━━━━━ PROVIDED INFORMATION
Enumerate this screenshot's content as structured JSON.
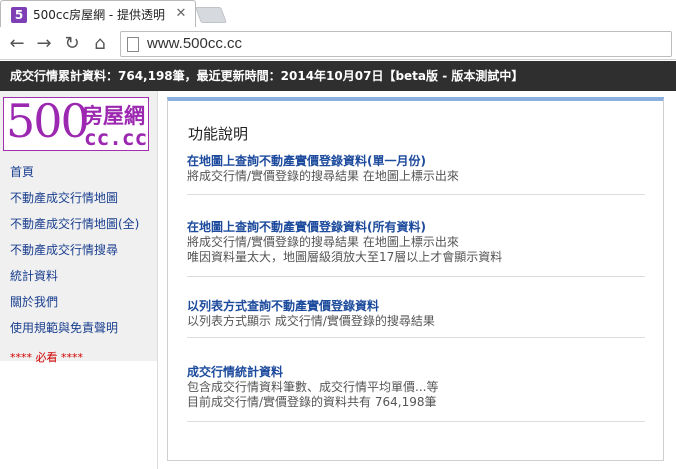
{
  "browser": {
    "tab_title": "500cc房屋網 - 提供透明",
    "favicon_letter": "5",
    "url": "www.500cc.cc"
  },
  "banner": {
    "text": "成交行情累計資料：764,198筆，最近更新時間：2014年10月07日【beta版 - 版本測試中】"
  },
  "logo": {
    "big": "500",
    "house": "房屋網",
    "cc": "cc.cc",
    "color": "#9c27b0"
  },
  "sidebar": {
    "items": [
      {
        "label": "首頁"
      },
      {
        "label": "不動產成交行情地圖"
      },
      {
        "label": "不動產成交行情地圖(全)"
      },
      {
        "label": "不動產成交行情搜尋"
      },
      {
        "label": "統計資料"
      },
      {
        "label": "關於我們"
      },
      {
        "label": "使用規範與免責聲明"
      }
    ],
    "must_read": "**** 必看 ****"
  },
  "main": {
    "title": "功能說明",
    "features": [
      {
        "link": "在地圖上查詢不動產實價登錄資料(單一月份)",
        "desc": [
          "將成交行情/實價登錄的搜尋結果 在地圖上標示出來"
        ]
      },
      {
        "link": "在地圖上查詢不動產實價登錄資料(所有資料)",
        "desc": [
          "將成交行情/實價登錄的搜尋結果 在地圖上標示出來",
          "唯因資料量太大，地圖層級須放大至17層以上才會顯示資料"
        ]
      },
      {
        "link": "以列表方式查詢不動產實價登錄資料",
        "desc": [
          "以列表方式顯示 成交行情/實價登錄的搜尋結果"
        ]
      },
      {
        "link": "成交行情統計資料",
        "desc": [
          "包含成交行情資料筆數、成交行情平均單價...等",
          "目前成交行情/實價登錄的資料共有 764,198筆"
        ]
      }
    ]
  },
  "colors": {
    "link": "#1c4a9c",
    "banner_bg": "#2f2f2f",
    "panel_accent": "#8ab0e0"
  }
}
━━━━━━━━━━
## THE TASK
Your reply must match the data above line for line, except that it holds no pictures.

## OUTPUT FOR THIS EXERCISE
Enumerate this screenshot's content as structured JSON.
{
  "browser": {
    "tab_title": "500cc房屋網 - 提供透明",
    "favicon_letter": "5",
    "url": "www.500cc.cc"
  },
  "banner": {
    "text": "成交行情累計資料：764,198筆，最近更新時間：2014年10月07日【beta版 - 版本測試中】"
  },
  "logo": {
    "big": "500",
    "house": "房屋網",
    "cc": "cc.cc",
    "color": "#9c27b0"
  },
  "sidebar": {
    "items": [
      {
        "label": "首頁"
      },
      {
        "label": "不動產成交行情地圖"
      },
      {
        "label": "不動產成交行情地圖(全)"
      },
      {
        "label": "不動產成交行情搜尋"
      },
      {
        "label": "統計資料"
      },
      {
        "label": "關於我們"
      },
      {
        "label": "使用規範與免責聲明"
      }
    ],
    "must_read": "**** 必看 ****"
  },
  "main": {
    "title": "功能說明",
    "features": [
      {
        "link": "在地圖上查詢不動產實價登錄資料(單一月份)",
        "desc": [
          "將成交行情/實價登錄的搜尋結果 在地圖上標示出來"
        ]
      },
      {
        "link": "在地圖上查詢不動產實價登錄資料(所有資料)",
        "desc": [
          "將成交行情/實價登錄的搜尋結果 在地圖上標示出來",
          "唯因資料量太大，地圖層級須放大至17層以上才會顯示資料"
        ]
      },
      {
        "link": "以列表方式查詢不動產實價登錄資料",
        "desc": [
          "以列表方式顯示 成交行情/實價登錄的搜尋結果"
        ]
      },
      {
        "link": "成交行情統計資料",
        "desc": [
          "包含成交行情資料筆數、成交行情平均單價...等",
          "目前成交行情/實價登錄的資料共有 764,198筆"
        ]
      }
    ]
  },
  "colors": {
    "link": "#1c4a9c",
    "banner_bg": "#2f2f2f",
    "panel_accent": "#8ab0e0"
  }
}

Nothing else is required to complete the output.